Ps Yes, I've read the book, and I'll probably see the film.

Friday, May 05, 2006

The Miracle Question

The miracle question is something I came across in a book called Quick-to-listen Leaders by Dave Ping and Anne Clippard. Dave Ping co-wrote Irresistible Evangelism with Steve Sjogren and Doug Pollock.

The miracle question is this:

Think about your church, your vision, your mission, your purpose, and your people. Then ask yourself this question:

If a miracle happened tonight and you returned to the church tomorrow with everything and everyone operating just the way God intended, what would be happening?

Now someone is bound to say: "That'll never happen in my church!" But that is not the point of the question. In the book they explain that most of the time we focus on the problems that surround us rather than on the solutions that are available. The idea of the miracle question is to move the focus away from the problem towards the solution. When we become solution focused, we see the possibilities, the potential.

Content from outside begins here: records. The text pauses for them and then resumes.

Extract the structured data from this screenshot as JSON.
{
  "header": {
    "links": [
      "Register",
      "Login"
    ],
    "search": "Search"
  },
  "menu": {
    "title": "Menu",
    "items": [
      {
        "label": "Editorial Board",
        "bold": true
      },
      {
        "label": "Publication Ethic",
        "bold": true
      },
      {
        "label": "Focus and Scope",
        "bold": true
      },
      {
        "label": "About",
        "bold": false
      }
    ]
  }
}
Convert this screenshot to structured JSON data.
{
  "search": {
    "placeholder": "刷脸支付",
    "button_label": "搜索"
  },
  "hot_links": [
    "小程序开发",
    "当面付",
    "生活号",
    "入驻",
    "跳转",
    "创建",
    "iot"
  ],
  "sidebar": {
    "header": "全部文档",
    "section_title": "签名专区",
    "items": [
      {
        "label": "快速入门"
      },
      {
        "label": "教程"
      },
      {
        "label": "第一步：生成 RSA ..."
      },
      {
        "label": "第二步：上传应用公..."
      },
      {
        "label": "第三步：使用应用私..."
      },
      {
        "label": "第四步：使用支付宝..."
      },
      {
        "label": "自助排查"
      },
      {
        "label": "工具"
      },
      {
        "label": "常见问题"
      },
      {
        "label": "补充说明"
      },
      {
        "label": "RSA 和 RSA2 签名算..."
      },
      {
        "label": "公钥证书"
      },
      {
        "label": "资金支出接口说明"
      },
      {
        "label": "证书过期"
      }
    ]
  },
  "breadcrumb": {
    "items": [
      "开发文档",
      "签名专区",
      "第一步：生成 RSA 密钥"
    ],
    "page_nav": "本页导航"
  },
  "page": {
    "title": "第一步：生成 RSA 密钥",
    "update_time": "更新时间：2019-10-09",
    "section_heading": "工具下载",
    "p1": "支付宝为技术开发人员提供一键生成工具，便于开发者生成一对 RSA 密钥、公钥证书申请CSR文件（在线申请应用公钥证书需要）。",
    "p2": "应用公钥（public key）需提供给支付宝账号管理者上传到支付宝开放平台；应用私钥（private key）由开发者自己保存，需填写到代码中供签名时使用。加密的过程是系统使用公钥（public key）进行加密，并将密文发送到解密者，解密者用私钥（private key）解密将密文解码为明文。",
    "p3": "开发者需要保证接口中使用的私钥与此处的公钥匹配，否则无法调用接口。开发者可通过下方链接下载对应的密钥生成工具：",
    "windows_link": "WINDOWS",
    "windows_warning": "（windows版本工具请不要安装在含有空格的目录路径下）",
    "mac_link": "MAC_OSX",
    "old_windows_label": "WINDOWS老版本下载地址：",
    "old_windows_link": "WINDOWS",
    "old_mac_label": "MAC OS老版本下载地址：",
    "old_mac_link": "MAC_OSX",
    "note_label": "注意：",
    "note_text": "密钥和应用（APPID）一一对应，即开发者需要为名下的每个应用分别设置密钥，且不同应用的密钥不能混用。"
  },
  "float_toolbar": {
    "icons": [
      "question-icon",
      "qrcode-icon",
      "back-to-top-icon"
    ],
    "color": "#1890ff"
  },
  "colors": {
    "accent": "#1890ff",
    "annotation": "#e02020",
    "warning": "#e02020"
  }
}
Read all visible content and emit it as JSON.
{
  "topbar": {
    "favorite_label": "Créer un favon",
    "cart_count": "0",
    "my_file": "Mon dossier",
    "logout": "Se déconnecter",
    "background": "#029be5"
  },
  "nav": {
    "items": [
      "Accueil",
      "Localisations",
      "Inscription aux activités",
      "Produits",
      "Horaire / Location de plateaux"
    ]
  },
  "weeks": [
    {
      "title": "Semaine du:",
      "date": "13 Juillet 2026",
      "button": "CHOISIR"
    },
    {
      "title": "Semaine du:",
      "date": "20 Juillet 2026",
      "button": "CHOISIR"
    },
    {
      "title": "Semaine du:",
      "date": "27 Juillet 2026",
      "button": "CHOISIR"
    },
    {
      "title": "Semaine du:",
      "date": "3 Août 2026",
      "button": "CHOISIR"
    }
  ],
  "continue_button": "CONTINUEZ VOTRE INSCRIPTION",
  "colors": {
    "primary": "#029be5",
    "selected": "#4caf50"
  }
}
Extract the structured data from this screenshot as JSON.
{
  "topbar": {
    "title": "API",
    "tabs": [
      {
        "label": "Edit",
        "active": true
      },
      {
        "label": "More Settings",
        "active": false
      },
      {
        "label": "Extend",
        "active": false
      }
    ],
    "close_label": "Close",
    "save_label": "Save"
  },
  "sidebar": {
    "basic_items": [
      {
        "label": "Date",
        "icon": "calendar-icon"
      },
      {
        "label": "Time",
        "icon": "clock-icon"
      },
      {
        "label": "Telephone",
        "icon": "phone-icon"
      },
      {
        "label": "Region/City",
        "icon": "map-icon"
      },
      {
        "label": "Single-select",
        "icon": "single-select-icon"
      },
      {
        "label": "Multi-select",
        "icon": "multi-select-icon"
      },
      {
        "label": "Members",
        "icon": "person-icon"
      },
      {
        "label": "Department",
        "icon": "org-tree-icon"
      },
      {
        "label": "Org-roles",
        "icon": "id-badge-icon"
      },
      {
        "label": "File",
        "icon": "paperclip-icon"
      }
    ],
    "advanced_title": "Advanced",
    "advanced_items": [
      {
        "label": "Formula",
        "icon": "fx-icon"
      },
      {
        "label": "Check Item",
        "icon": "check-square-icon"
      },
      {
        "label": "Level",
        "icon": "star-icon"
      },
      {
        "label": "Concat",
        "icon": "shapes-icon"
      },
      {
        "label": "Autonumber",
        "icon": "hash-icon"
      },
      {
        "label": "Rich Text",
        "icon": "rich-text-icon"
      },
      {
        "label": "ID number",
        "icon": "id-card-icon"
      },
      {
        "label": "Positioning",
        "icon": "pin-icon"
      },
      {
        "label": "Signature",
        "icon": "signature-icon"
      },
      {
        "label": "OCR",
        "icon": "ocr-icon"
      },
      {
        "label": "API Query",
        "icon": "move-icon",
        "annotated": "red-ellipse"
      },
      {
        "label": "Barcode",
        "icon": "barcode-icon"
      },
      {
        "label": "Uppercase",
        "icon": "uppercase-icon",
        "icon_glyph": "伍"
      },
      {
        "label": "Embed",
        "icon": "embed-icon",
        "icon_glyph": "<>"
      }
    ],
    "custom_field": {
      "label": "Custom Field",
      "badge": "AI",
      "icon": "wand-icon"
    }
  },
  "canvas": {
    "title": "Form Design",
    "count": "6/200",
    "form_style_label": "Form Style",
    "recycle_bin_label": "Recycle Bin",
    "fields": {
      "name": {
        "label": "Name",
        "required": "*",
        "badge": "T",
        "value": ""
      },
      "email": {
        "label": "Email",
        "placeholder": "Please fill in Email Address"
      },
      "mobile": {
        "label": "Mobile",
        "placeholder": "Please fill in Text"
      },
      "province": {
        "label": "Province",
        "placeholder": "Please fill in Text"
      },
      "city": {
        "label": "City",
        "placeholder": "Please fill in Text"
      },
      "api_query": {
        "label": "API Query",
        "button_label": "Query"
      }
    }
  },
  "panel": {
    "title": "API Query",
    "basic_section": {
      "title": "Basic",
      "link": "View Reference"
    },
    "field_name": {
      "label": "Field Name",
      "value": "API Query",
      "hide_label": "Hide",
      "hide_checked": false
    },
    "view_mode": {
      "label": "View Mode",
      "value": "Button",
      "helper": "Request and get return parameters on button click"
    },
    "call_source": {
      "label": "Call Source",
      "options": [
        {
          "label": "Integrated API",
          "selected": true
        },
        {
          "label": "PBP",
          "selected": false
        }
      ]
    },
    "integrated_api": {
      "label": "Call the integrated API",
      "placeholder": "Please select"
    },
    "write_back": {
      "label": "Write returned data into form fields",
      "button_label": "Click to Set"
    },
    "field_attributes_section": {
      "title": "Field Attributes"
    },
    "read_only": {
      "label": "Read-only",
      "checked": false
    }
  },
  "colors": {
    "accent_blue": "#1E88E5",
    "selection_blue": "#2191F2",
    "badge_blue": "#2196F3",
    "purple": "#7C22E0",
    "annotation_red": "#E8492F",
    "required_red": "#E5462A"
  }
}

It's always been something on my heart that the church can sometimes be in danger of seeing the world outside as the problem rather than the opportunity. I'm no evangelist, but if I can shift my perspective towards thinking about how my community might look if Jesus was both its leader and forgiver, then maybe I'll start to think more about how I can be a part of what God may be doing amongst the people with whom I share this corner of England.

I need to give the miracle question some thought.